Julia Irvine 8 Jan 2019 01:33pm

SFO cuts back on Rolls-Royce probe

The Serious Fraud Office has told several people whom it was investigating in relation to the Rolls-Royce bribery and corruption case that they are no longer suspects

However, it has made it clear that it is not closing the long-running case as it still has “a number of individuals” under investigation.

The SFO opened its investigation in early 2012 following concerns raised about the operation of Rolls-Royce’s civil business in China and Indonesia.

Rolls-Royce investigated and reported back on its findings and then in 2013 voluntarily launched an internal investigation into its energy defence, civil and marine businesses, including reviewing more than 250 relationships with intermediaries, agents, advisers and consultants.

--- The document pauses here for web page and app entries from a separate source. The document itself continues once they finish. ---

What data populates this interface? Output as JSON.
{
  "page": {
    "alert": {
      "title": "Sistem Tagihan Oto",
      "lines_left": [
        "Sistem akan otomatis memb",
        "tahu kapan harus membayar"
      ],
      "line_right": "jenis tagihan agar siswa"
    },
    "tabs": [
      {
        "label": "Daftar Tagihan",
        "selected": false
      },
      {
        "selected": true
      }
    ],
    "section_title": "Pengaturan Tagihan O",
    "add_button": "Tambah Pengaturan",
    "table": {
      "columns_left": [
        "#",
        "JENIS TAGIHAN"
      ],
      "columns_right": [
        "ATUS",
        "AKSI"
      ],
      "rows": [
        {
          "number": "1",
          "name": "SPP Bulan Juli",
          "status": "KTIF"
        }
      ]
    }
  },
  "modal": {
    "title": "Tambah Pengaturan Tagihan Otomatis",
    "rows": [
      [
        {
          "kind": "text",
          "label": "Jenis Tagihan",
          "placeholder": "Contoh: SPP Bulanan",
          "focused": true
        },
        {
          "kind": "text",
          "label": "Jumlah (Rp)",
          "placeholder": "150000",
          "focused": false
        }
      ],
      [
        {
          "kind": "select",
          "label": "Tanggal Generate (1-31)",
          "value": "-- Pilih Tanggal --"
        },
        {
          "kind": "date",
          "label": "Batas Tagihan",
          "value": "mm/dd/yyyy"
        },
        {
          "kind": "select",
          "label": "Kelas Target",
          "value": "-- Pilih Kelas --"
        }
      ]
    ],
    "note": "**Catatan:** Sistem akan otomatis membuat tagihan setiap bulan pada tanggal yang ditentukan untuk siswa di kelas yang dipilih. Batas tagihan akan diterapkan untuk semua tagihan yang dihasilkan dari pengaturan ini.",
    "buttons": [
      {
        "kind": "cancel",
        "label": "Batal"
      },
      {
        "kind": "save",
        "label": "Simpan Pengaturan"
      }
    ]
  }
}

As a result, the SFO became embroiled in its largest investigation to date – involving investigations, going back 30 years, of more than 100 employees in seven international jurisdictions and sifting through more than 30 million documents – with what it described as “the extraordinary cooperation of Rolls-Royce”.

In January 2017, the SFO entered into a five-year deferred prosecution agreement with the FTSE 100 company under which Rolls-Royce paid out £497.2m (representing the £258.1m it made in profits on the back of corrupt payments plus a financial penalty of £239.1m) and reimbursed the SFO £13m in costs.

The company also reached a deferred prosecution agreement with the US Department of Justice and a leniency agreement with the Brazilian authorities, under which it paid out $169.9m (£133.3m) and $25.6m respectively.

“Rolls-Royce continues to co-operate fully with the authorities, including ongoing co-operation as the Serious Fraud Office pursues enquiries into individuals,” a spokesperson said.

“We note the latest action taken by the SFO, but will not comment on individual cases.”

In November 2017, two former Rolls-Royce executives and an ex-employee pleaded guilty in the US to bribing foreign government officials between 2009 and 2013 in connection with a $145m contract involving a gas pipeline between central Asia and China.

As well as the SFO’s ongoing investigation, UK audit regulator the Financial Reporting Council is nearly two years into an inquiry into Big Four firm KPMG and its audits of the financial statements of Rolls-Royce Group (2010) and Rolls-Royce Holdings (2011 to 2013).